Maryland’s New State Anthem

To:     Governor Larry Hogan & The General Assembly of Maryland

Perhaps it is time to replace the Maryland state anthem — you know, the Rebel marching song from 1861 that beseeches Marylanders to “spurn the northern scum” and thereby follow Virginia’s example on the whole secession question — with something else altogether.  Something much more uplifting, celebratory, and inclusive.  That doesn’t also do double duty as a Christmas carol.

To that end, Zero to 180 – as a public service – would like to offer the following song as a replacement for “Maryland, My Maryland“:

“Maryland”     The Crazy Five     1973

With lyrics that everyone can get behind, and a singalong chorus that no Marylander can resist, who cares that “Marylandnever enjoyed release beyond Germany’s borders?  “Maryland, My Maryland” is likewise German, and besides, we are a nation of immigrants.  Borrowing from other cultures is an American pastime.

Crazy Five 45-aaCrazy Five‘s relative obscurity and limited output (i.e., one 45) means a good deal for the taxpayers and a modest investment, ultimately, in civic pride.  Tess Teiges and Walt Wister, the songwriting team behind “Maryland,” have been out of the music scene since 1975 — I suspect both would be grateful for the income and happy to negotiate a fair and reasonable sum for all parties involved.

Crazy Five 45-bb“Maryland, My Maryland”:  Retain or Retire?

Should the Maryland legislature — as Maryland State Senator Cheryl Kagan and the Washington Post editorial board insist — return “Maryland, My Maryland” (written in 1861, but only designated the official state song in 1939) to the history from whence it came?  Or, would that be a well-intended exercise in historical revisionism and — as Governor Hogan would assert — “political correctness run amok“?

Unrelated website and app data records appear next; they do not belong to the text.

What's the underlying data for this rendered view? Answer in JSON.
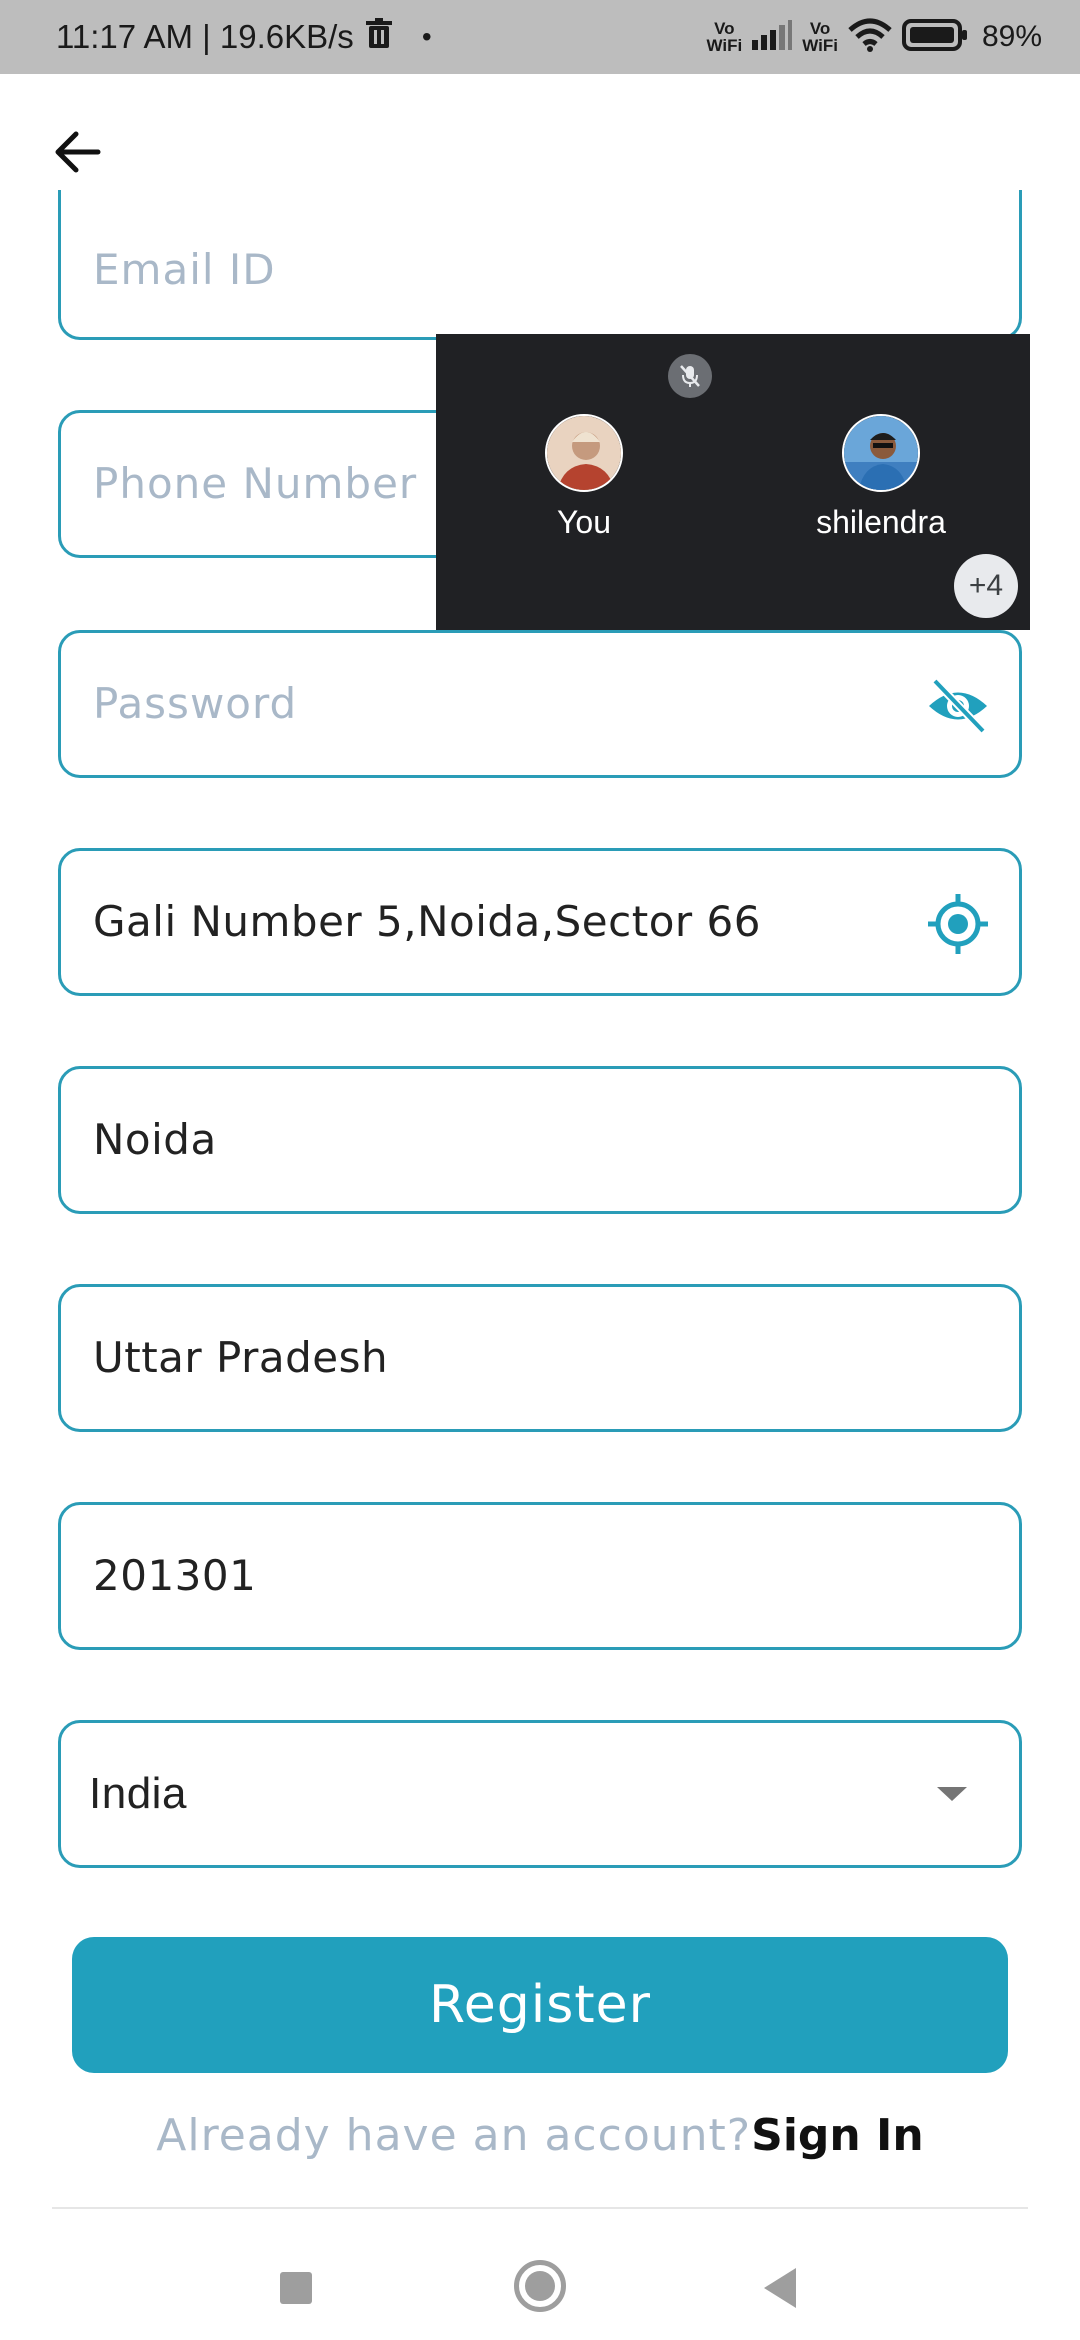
{
  "status_bar": {
    "time_speed": "11:17 AM | 19.6KB/s",
    "vowifi_1_top": "Vo",
    "vowifi_1_bottom": "WiFi",
    "vowifi_2_top": "Vo",
    "vowifi_2_bottom": "WiFi",
    "battery_percent": "89%",
    "icons": [
      "trash-icon",
      "signal-icon",
      "wifi-icon",
      "battery-icon"
    ]
  },
  "form": {
    "email_placeholder": "Email ID",
    "phone_placeholder": "Phone Number",
    "password_placeholder": "Password",
    "address_value": "Gali Number 5,Noida,Sector 66",
    "city_value": "Noida",
    "state_value": "Uttar Pradesh",
    "pincode_value": "201301",
    "country_value": "India"
  },
  "actions": {
    "register_label": "Register",
    "already_account_text": "Already have an account?",
    "sign_in_label": "Sign In"
  },
  "call_overlay": {
    "participants": [
      {
        "name": "You"
      },
      {
        "name": "shilendra"
      }
    ],
    "more_count": "+4"
  },
  "colors": {
    "accent": "#21a0bd",
    "border": "#2a9cb7",
    "placeholder": "#a9b8c8",
    "overlay_bg": "#202124"
  }
}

Three out of four Civil War monuments in Baltimore, as Marc Steiner points out, honor the Confederacy.  Baltimore’s violent (and murderous) response to the sight of federal troops disembarking by rail on Pratt Street en route to the Federal City, it is worth noting, took place just one week after the Confederate bombardment of Fort Sumter.  Maryland stayed on the side of the Union, but only because President Lincoln ensured that outcome, yes?   Bethesda, Maryland’s William Safire – in his 1984 essay, “Patriotic Gore,” for the New York Times – mocks those who would want to deny the state’s anti-Union, pro-slavery past.

Please contact Zero to 180 if you have the historical bona fides to answer this question:   Does “Maryland, My Maryland” reflect the sentiments of a majority of the state’s residents 150 years ago when Americans took up arms against each other?